HUNTSVILLE — The enormous data demands of genomic research has demanded an affordable solution with radical improvements in manageability and scalability.
Quobyte, a deploy-anywhere software storage provider, announced Huntsville’s HudsonAlpha Institute for Biotechnology will use its technology to meet the exponentially growing data demands of its production IT system.
“If we had a new project come online and we needed another petabyte of storage, we could literally order a couple servers, put them online in a matter of minutes, and have that capacity available to the Quobyte file system,” said Richard Johnson, systems architect at HudsonAlpha. “If we were dealing with storage appliances, those abilities would be a lot more constrained.”
HudsonAlpha is dedicated to improving the human condition around the globe through discovery, education, and economic development in the genomic sciences.
With life sciences one of the world’s most data hungry industries, being able to deliver affordable storage performance and capacity to satiate that appetite is key to its success.
In genomics, data volumes are increasing at an incredible rate–Statista notes that from 2009-2014 the field created 1 petabyte of data, in the following five years that number exploded to 20 petabytes.
Traditional parallel file systems and data appliances are proving inadequate to the task of supporting the massive data requirements of these modern workloads.
“With my background in 3D protein structure alignment it has been a real pleasure working through the evaluation process with HudsonAlpha,” said Quobyte CEO Björn Kolbeck. “To keep pace with the possibilities of genomic research you have to remove the data clogs from the system — that’s why we founded Quobyte, to rethink data storage to enable it to handle these previously unimaginable volumes of data.”
A truly software-defined approach overcomes many of these limitations, the company said. For example, while individual drives can offer exceptional performance, they are throttled by NFS’ single-stream processing, and an appliance-based approach holds users hostage to the physical limitations of enclosures.
With Quobyte’s software-defined storage, HudsonAlpha said they were able to provide scale-out performance on any commodity, off-the-shelf platform.

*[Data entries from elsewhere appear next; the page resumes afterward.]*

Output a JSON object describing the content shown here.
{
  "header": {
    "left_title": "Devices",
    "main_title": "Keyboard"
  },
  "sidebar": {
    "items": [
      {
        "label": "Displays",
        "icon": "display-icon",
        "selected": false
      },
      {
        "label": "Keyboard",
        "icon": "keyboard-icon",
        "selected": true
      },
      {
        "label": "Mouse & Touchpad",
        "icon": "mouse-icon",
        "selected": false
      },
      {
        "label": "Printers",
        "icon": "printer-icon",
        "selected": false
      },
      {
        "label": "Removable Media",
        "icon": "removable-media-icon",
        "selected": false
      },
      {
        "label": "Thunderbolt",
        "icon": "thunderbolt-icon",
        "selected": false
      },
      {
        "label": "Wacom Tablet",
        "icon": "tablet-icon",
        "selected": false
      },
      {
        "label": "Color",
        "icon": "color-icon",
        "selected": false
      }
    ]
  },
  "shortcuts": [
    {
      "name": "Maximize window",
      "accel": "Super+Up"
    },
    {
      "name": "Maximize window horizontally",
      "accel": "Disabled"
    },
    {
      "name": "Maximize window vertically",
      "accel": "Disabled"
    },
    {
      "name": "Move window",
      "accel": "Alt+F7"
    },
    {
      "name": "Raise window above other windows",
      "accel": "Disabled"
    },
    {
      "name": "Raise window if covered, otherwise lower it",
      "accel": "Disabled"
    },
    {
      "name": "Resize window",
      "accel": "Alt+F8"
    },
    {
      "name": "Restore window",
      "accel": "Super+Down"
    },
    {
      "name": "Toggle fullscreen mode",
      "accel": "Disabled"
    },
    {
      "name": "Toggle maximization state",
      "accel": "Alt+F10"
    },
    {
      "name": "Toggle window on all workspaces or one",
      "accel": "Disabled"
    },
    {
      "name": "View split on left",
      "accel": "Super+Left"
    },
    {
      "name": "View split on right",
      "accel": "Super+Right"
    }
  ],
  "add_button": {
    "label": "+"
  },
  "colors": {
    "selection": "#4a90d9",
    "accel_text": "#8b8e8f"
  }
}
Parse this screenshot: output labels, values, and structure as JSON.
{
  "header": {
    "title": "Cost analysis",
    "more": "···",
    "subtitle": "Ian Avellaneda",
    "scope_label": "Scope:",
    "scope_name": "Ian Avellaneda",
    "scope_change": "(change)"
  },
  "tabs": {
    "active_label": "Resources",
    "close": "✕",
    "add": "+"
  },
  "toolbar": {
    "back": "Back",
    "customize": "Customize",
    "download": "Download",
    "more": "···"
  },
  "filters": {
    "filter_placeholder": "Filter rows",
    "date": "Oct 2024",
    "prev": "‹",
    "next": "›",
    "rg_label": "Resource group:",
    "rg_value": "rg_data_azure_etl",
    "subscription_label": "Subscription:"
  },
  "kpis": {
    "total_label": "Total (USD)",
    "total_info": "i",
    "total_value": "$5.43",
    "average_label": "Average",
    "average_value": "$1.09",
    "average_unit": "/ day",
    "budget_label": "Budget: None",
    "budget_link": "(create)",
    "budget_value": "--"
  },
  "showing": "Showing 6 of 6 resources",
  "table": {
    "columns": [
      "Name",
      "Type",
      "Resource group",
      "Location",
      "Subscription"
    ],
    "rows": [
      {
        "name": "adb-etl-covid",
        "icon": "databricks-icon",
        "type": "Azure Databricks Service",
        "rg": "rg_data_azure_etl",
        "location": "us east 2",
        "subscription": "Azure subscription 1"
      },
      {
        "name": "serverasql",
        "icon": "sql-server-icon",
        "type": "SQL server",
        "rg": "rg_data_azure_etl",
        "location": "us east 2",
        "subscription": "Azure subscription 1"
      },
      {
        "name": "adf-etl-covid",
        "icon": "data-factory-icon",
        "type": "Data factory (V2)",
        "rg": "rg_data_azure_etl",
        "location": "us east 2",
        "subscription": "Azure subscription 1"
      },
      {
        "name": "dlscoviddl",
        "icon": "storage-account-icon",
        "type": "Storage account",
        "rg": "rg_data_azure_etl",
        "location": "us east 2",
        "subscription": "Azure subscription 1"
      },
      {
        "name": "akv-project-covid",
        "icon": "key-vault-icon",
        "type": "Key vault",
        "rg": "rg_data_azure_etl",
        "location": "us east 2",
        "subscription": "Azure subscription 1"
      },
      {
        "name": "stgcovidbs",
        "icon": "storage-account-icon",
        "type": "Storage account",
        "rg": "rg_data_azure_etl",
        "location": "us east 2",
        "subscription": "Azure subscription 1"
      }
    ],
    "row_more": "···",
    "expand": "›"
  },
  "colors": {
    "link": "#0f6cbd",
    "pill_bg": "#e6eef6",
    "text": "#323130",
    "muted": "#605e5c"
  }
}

HudsonAlpha said Quobyte is uniquely able to solve–the ability to provide direct API-accessed information. This provided a real-time view of data and storage usage helping ensure the correct level of provisioning and chargeback for each of the organizations it serves.
HudsonAlpha’s 4.5 petabyte production system now runs on a Quobyte clustered software-defined storage system. It is made up of 26 storage nodes each with 22 x 16TB hard disk drives, 2 x 8TB SSDs, and a 1.6TB NVMe drive, and connected to the network with dual 100GbE ports.